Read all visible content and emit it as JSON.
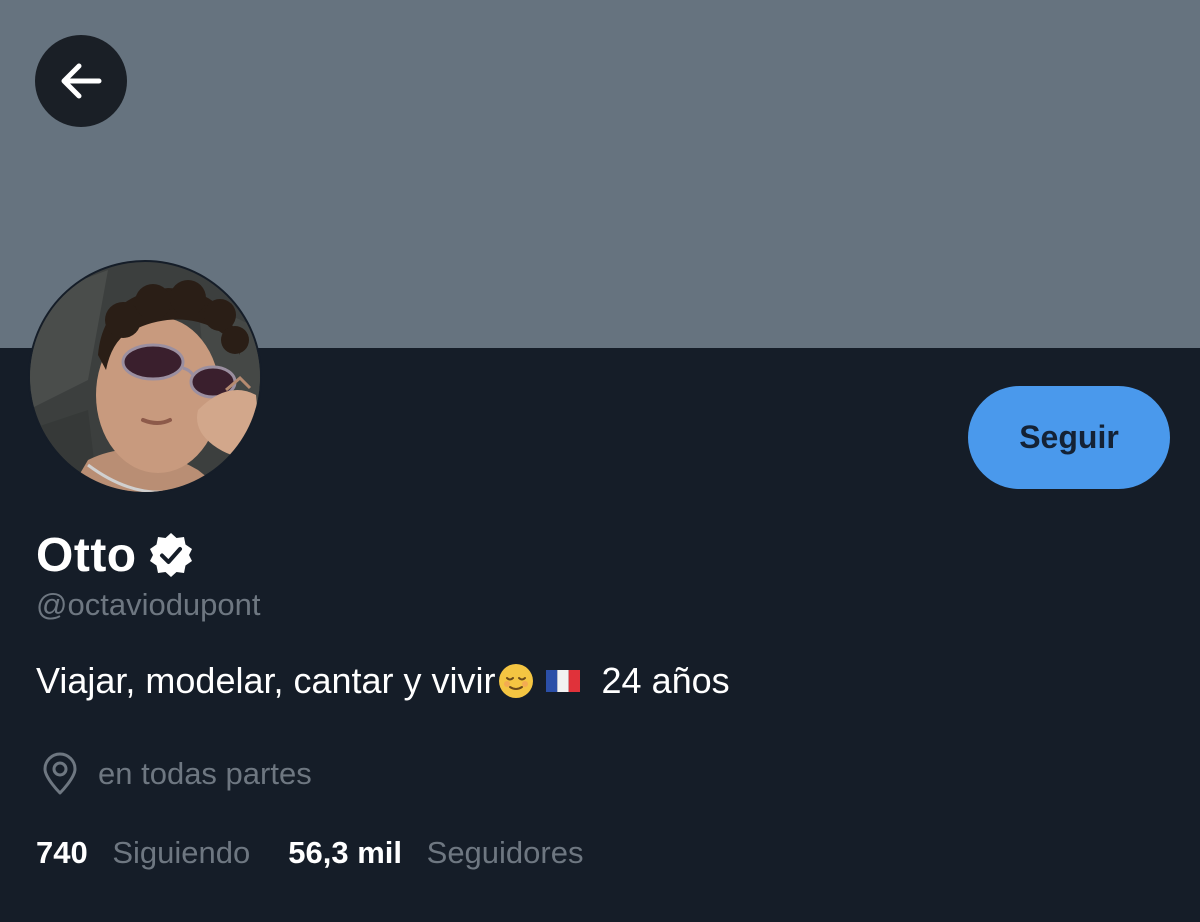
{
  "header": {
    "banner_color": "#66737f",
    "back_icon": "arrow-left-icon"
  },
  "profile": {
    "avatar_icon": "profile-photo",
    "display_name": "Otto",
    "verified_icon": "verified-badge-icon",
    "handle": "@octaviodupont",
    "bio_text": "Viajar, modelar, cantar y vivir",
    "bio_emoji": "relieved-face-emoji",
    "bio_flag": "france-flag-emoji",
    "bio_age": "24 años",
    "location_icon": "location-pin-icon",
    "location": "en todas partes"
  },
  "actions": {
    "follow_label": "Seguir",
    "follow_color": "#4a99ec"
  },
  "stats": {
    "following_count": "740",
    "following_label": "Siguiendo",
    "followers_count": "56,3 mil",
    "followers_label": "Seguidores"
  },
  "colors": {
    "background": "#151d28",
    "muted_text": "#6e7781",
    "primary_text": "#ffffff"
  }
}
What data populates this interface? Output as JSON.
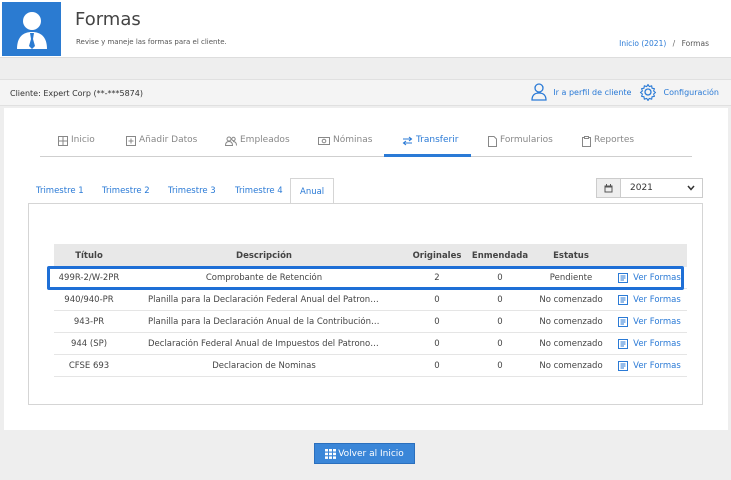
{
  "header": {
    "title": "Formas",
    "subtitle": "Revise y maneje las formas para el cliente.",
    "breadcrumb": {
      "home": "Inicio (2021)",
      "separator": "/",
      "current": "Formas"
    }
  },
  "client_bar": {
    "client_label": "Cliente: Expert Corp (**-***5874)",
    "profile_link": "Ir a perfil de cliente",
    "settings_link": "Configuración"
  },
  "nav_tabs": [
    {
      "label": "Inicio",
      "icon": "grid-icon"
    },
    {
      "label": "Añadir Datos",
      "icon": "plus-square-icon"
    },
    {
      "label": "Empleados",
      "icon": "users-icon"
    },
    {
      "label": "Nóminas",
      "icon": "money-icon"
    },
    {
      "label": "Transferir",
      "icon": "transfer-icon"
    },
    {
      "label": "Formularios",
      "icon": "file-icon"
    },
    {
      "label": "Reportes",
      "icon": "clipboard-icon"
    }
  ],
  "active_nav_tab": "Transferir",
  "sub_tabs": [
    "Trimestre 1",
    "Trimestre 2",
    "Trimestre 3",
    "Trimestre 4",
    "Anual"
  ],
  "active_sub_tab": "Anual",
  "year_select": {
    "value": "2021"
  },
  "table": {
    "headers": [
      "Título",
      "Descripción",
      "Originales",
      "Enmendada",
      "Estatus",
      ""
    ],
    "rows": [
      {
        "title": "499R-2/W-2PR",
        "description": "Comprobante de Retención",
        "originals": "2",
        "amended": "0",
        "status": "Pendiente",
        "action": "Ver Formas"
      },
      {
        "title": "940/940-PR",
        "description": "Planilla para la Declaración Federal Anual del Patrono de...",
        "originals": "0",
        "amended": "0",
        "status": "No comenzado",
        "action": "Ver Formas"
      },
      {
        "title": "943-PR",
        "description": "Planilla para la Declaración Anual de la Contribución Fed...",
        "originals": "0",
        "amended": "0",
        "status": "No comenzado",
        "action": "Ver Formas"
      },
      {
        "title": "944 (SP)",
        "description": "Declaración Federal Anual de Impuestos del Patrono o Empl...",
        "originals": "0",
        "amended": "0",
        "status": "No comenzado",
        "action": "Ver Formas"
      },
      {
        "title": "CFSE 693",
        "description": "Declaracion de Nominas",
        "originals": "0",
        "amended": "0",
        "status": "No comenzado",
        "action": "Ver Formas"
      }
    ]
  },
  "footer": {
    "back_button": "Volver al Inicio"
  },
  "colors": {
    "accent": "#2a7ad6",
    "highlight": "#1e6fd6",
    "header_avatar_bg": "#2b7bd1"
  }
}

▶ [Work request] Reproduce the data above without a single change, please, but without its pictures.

▶ [Task output]
Read all visible content and emit it as JSON.
{
  "header": {
    "banner_color": "#66737f",
    "back_icon": "arrow-left-icon"
  },
  "profile": {
    "avatar_icon": "profile-photo",
    "display_name": "Otto",
    "verified_icon": "verified-badge-icon",
    "handle": "@octaviodupont",
    "bio_text": "Viajar, modelar, cantar y vivir",
    "bio_emoji": "relieved-face-emoji",
    "bio_flag": "france-flag-emoji",
    "bio_age": "24 años",
    "location_icon": "location-pin-icon",
    "location": "en todas partes"
  },
  "actions": {
    "follow_label": "Seguir",
    "follow_color": "#4a99ec"
  },
  "stats": {
    "following_count": "740",
    "following_label": "Siguiendo",
    "followers_count": "56,3 mil",
    "followers_label": "Seguidores"
  },
  "colors": {
    "background": "#151d28",
    "muted_text": "#6e7781",
    "primary_text": "#ffffff"
  }
}
What data populates this interface? Output as JSON.
{
  "header": {
    "title": "Formas",
    "subtitle": "Revise y maneje las formas para el cliente.",
    "breadcrumb": {
      "home": "Inicio (2021)",
      "separator": "/",
      "current": "Formas"
    }
  },
  "client_bar": {
    "client_label": "Cliente: Expert Corp (**-***5874)",
    "profile_link": "Ir a perfil de cliente",
    "settings_link": "Configuración"
  },
  "nav_tabs": [
    {
      "label": "Inicio",
      "icon": "grid-icon"
    },
    {
      "label": "Añadir Datos",
      "icon": "plus-square-icon"
    },
    {
      "label": "Empleados",
      "icon": "users-icon"
    },
    {
      "label": "Nóminas",
      "icon": "money-icon"
    },
    {
      "label": "Transferir",
      "icon": "transfer-icon"
    },
    {
      "label": "Formularios",
      "icon": "file-icon"
    },
    {
      "label": "Reportes",
      "icon": "clipboard-icon"
    }
  ],
  "active_nav_tab": "Transferir",
  "sub_tabs": [
    "Trimestre 1",
    "Trimestre 2",
    "Trimestre 3",
    "Trimestre 4",
    "Anual"
  ],
  "active_sub_tab": "Anual",
  "year_select": {
    "value": "2021"
  },
  "table": {
    "headers": [
      "Título",
      "Descripción",
      "Originales",
      "Enmendada",
      "Estatus",
      ""
    ],
    "rows": [
      {
        "title": "499R-2/W-2PR",
        "description": "Comprobante de Retención",
        "originals": "2",
        "amended": "0",
        "status": "Pendiente",
        "action": "Ver Formas"
      },
      {
        "title": "940/940-PR",
        "description": "Planilla para la Declaración Federal Anual del Patrono de...",
        "originals": "0",
        "amended": "0",
        "status": "No comenzado",
        "action": "Ver Formas"
      },
      {
        "title": "943-PR",
        "description": "Planilla para la Declaración Anual de la Contribución Fed...",
        "originals": "0",
        "amended": "0",
        "status": "No comenzado",
        "action": "Ver Formas"
      },
      {
        "title": "944 (SP)",
        "description": "Declaración Federal Anual de Impuestos del Patrono o Empl...",
        "originals": "0",
        "amended": "0",
        "status": "No comenzado",
        "action": "Ver Formas"
      },
      {
        "title": "CFSE 693",
        "description": "Declaracion de Nominas",
        "originals": "0",
        "amended": "0",
        "status": "No comenzado",
        "action": "Ver Formas"
      }
    ]
  },
  "footer": {
    "back_button": "Volver al Inicio"
  },
  "colors": {
    "accent": "#2a7ad6",
    "highlight": "#1e6fd6",
    "header_avatar_bg": "#2b7bd1"
  }
}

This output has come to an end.